_Directions for this task_.
Look through the records and report how many lines include the word "true", with no other words.
Content starts
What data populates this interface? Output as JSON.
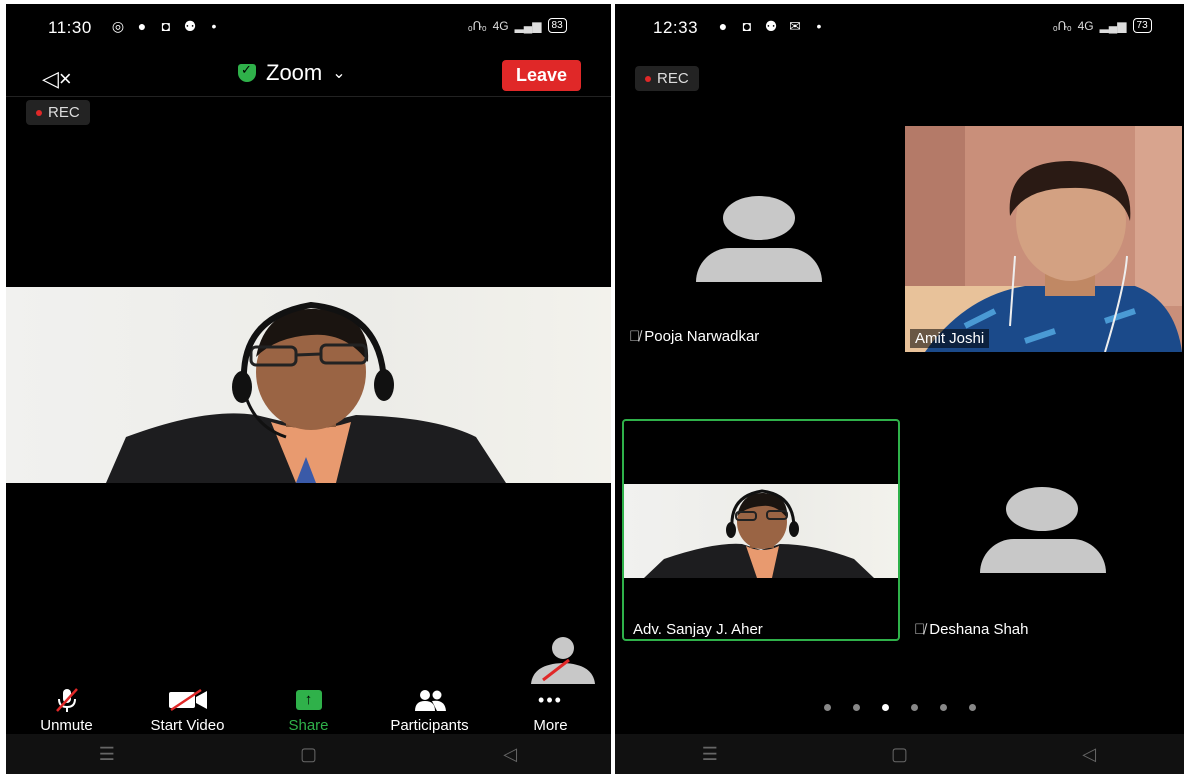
{
  "left": {
    "status": {
      "time": "11:30",
      "battery": "83",
      "network": "4G"
    },
    "header": {
      "title": "Zoom",
      "leave_label": "Leave"
    },
    "rec_label": "REC",
    "toolbar": {
      "unmute": "Unmute",
      "start_video": "Start Video",
      "share": "Share",
      "participants": "Participants",
      "more": "More"
    }
  },
  "right": {
    "status": {
      "time": "12:33",
      "battery": "73",
      "network": "4G"
    },
    "rec_label": "REC",
    "participants": [
      {
        "name": "Pooja Narwadkar",
        "muted": true,
        "video": false
      },
      {
        "name": "Amit Joshi",
        "muted": false,
        "video": true
      },
      {
        "name": "Adv. Sanjay J. Aher",
        "muted": false,
        "video": true,
        "active_speaker": true
      },
      {
        "name": "Deshana Shah",
        "muted": true,
        "video": false
      }
    ],
    "page_count": 6,
    "current_page": 3
  },
  "colors": {
    "accent_green": "#2fb14a",
    "leave_red": "#e02828",
    "rec_dot": "#e02828",
    "background": "#000000"
  }
}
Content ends
_Answer to this exercise_.
5